It is 40 degrees in New Orleans and the air is like steam. The young woman dodging debris on what was once her street is on the brink of tears. How can it be?" she gulps. "Supposedly the richest country in the world, where we can be in Sri Lanka after the tsunami in less than 48 hours, yet the government could not make it to New Orleans in a week?" Her question encapsulates the tragedy of the city, while its implications have yet to register with those in power.
Hurricane Katrina struck Louisiana in the early hours of August 29 2005. For the next week, despite the presence of the world's media, the US government spectacularly failed to deliver aid to the waterlogged city.

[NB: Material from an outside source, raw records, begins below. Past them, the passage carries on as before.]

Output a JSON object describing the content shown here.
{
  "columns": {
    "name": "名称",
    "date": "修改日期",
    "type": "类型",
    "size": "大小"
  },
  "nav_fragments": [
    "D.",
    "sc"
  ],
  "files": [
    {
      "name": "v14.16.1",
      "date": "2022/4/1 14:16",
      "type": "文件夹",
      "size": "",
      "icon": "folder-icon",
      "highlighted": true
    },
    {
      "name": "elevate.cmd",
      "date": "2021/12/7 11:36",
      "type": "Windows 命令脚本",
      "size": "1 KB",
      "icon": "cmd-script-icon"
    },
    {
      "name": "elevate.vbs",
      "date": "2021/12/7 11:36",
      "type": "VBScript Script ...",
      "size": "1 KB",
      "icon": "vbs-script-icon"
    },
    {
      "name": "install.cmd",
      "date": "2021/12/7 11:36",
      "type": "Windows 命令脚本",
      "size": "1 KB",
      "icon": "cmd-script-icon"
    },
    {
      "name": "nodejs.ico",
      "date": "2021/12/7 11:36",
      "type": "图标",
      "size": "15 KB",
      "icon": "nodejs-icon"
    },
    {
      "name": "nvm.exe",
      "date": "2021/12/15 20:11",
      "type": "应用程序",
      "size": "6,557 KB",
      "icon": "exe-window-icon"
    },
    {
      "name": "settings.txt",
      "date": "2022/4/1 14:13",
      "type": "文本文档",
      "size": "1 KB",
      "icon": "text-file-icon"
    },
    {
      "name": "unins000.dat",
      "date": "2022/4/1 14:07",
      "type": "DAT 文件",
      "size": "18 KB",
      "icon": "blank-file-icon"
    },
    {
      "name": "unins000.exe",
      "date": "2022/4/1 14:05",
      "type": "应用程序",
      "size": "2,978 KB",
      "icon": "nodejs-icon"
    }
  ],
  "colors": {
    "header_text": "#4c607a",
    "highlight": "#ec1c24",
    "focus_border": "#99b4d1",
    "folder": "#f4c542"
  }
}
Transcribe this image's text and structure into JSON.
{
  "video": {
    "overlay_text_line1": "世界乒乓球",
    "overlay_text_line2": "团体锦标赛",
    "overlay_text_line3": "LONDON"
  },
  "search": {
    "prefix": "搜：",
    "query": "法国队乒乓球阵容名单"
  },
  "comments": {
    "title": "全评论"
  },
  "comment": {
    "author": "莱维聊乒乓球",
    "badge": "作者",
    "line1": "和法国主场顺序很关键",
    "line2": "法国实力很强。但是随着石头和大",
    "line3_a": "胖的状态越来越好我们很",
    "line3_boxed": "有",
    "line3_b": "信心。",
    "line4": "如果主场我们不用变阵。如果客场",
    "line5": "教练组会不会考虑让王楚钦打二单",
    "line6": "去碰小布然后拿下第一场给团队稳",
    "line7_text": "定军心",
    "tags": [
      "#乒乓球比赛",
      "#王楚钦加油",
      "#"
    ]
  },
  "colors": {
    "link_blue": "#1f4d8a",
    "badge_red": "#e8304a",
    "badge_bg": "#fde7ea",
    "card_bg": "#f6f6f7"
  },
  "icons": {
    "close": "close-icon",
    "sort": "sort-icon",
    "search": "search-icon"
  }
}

As well as the fatalities caused by the the hurricane itself, the ensuing week of inactivity cost many more lives. Four years later, the young woman's astonishment still resonates. I had met her as part of the research for my play, Katrina, which sets out to contextualise, and to answer, her question.
In recreating New Orleans in a vast warehouse on the South Bank, we aim to take our audiences on a journey through the heart of this drowned city. Experiences related on successive storeys of the building give people the chance to touch, smell, hear and see the impact of generations of negligence on one of the most culturally vibrant cities in the world. Homes, offices, bars and churches can be entered and the stories of their occupants heard – all the while, performers and witnesses are sharing the same space and the same light.
In giving to this disaster a local habitation, we hope to make its complexities understandable, to foster empathy with its many courageous survivors, and, to let people make up their own minds about what we can each o to prevent such state-sponsored injustice becoming ubiquitous. Most of all, on this fourth anniversary, we want to do something towards ensuring the preventable man-made tragedy of Katrina is neither forgotten, nor explained away as another fluke of nature.